Transference may have a positive impact to form familiarity when connecting with new people. However, when there is much negative psychological baggage, transference can prevent you from creating a full, meaningful relationship.

Forms of Negative Transference in Relationship

There are several negative transferences one may experience in a relationship. They are:

  • Excessive idealization

Idealization happens when you are trying to “fill the gap” between what you know about a potential partner and his/her actual personality by creating an overly-ideal image. For example, if your father is cold, you may imagine a potential man as a “protective knight” or surrogate affection source.

  • Negative projection

If you have a lot of anger or bitterness from past experiences, you may project them on your loved one. For example, if your parents were demanding and authoritative, you may lash out to your loved one when he/she does not follow your high “standard”.

  • Avoidance

Excessive fear toward relationship can happen if a person is traumatic about a bad relationship. This can happen to a person from a broken home or those who got out of an abusive relationship.

  • Oedipal-type transference

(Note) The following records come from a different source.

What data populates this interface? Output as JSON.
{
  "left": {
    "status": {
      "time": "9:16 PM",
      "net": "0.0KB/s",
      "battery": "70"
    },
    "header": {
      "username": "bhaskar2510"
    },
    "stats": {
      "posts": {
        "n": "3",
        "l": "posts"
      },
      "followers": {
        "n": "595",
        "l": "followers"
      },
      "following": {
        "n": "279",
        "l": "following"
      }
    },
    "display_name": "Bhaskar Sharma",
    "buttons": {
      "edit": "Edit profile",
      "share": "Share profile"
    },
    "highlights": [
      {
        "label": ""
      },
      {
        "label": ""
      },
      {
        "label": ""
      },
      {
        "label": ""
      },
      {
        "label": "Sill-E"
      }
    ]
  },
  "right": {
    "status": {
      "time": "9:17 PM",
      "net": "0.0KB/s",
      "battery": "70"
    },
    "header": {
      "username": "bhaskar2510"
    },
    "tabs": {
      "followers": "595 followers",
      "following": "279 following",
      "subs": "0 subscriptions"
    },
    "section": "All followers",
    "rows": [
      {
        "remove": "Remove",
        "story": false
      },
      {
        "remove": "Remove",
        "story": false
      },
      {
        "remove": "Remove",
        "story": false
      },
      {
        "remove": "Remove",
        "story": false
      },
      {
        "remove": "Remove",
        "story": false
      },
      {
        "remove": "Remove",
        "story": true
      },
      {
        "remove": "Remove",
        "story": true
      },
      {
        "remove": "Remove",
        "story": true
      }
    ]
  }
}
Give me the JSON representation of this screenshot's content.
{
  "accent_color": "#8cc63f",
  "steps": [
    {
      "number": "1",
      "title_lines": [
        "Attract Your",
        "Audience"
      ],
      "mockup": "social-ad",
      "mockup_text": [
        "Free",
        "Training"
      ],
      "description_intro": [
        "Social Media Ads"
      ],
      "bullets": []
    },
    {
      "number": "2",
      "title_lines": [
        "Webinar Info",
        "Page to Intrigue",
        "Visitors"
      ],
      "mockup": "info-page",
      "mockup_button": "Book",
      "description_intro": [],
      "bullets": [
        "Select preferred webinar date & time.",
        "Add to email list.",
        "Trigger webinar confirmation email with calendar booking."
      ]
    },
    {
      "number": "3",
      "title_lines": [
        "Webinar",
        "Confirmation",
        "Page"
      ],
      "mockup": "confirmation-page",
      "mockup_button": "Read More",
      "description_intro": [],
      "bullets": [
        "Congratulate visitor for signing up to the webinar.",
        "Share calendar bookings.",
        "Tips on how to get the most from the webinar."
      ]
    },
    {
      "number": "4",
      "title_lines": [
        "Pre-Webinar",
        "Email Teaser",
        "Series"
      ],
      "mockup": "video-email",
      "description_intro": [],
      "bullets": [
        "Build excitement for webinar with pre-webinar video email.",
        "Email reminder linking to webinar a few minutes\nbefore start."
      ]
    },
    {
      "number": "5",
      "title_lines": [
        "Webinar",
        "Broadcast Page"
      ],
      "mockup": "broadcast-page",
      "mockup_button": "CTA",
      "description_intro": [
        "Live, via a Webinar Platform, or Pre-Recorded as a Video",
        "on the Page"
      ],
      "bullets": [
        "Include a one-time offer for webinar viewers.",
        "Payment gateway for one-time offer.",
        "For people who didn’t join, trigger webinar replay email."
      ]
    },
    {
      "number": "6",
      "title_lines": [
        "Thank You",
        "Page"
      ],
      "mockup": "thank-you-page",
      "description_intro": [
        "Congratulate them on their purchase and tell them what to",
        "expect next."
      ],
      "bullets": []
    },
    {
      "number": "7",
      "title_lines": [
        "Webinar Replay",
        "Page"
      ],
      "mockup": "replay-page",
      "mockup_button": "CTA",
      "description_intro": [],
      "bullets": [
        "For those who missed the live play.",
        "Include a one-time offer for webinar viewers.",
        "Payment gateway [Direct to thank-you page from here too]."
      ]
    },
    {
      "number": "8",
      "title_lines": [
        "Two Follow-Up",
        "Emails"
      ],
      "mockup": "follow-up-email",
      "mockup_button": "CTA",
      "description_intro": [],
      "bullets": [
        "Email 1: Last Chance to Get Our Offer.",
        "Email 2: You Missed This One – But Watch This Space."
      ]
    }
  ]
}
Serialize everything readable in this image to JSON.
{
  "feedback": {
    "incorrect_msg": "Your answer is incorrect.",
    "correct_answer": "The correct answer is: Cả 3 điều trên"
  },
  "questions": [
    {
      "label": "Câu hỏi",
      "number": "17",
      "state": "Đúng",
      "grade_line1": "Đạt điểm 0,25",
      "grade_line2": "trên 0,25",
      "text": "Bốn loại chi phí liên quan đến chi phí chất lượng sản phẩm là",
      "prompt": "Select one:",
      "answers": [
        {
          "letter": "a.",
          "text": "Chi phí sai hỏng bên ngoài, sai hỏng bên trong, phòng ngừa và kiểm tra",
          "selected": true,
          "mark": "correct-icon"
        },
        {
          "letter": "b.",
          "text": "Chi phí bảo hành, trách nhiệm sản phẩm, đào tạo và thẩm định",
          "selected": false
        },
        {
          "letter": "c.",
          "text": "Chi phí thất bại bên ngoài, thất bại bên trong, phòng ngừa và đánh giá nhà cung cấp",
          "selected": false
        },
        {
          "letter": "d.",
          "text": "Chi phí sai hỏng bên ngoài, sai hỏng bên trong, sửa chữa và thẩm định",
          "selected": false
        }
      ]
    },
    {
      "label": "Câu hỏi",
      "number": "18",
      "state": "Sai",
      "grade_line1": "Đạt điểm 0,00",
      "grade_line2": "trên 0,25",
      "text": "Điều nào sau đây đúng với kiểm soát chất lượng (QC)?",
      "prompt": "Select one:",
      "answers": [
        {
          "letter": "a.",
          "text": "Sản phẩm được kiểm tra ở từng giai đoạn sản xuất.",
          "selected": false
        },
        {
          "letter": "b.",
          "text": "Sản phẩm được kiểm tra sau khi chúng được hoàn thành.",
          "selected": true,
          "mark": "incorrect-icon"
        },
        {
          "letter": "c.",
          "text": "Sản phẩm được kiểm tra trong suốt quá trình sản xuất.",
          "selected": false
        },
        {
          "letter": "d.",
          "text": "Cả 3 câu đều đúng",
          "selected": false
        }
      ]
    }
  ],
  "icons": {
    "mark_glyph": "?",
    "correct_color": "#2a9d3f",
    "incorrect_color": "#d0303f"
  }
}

This transference type describes people who fall in love with others who resemble their parents (father or mother). While it is not wrong, it can cause you to neglect your partner’s true personality when experienced in excessive level.

These negative transferences can affect relationships in many ways. They may reduce the quality of communication between couples. They can also make people act disproportionately when facing problems with their mates. You must solve your unfinished business or past burden to prevent transference from ruining your relationship.

First Step: Recognizing Transference Signs

How do you know when transference happens? If you are in a relationship, pay attention to signs like these:

  • Obsession toward a relationship, regardless of damages or unending conflicts
  • Persistent demands to change other people to fit expectations
  • Inexplicable repulsion or attraction toward someone, often not based on reality
  • Disappointment from drastic differences between fantasy and reality
  • Making every behavior or word from someone else as a personal thing
  • Strong emotions (positive or negative) when your partner says or does something specific

By recognizing these signs, you understand that you project your past to current relationship. The best action is to find professional and social support that can give outsider’s perspective. They are also helpful when your relationship is toxic and requiring intervention.

Tips to Deal with Transference in Relationships

If your relationship is toxic and causing you (or your partner) to receive abuse, consider asking for help in breaking it. However, if the transference happens in a relationship that can still be fixed, you and your partner can work on it. Here are several tips to stop projecting the past and start focusing on the now:

  • Conduct reality check on your transference

Make the cause of your transference clear by asking an honest question, such as “Who my partner resembles?” Write down the question and the answer in a journal. Give detailed descriptions of things that make them similar. It will provide written proof of your transference cause.

  • Ask your partner about his/her feeling

Sit down with your partner and ask about how he/she feels about you. Ask your partner to be honest about certain acts or words that make them feel unappreciated, misunderstood, blamed, forcibly changed, or other negative feelings.

  • Face your past

Go through memory lane and find out more about what you lack in the past. It may be affection, affirmation, attention, appreciation, or the combination of all. You may need to discuss this with family members or talk with a therapist, because your memories or repression may cloud your judgment.

Once this problem is realized, try visiting a couple therapist with your spouse. If your relationship is worth saving, you must work together to solve the transference problem.

Transference in relationships causes people to see their partners or connections in unrealistic ways. Recognize this problem to have a healthier, more realistic relationship goal.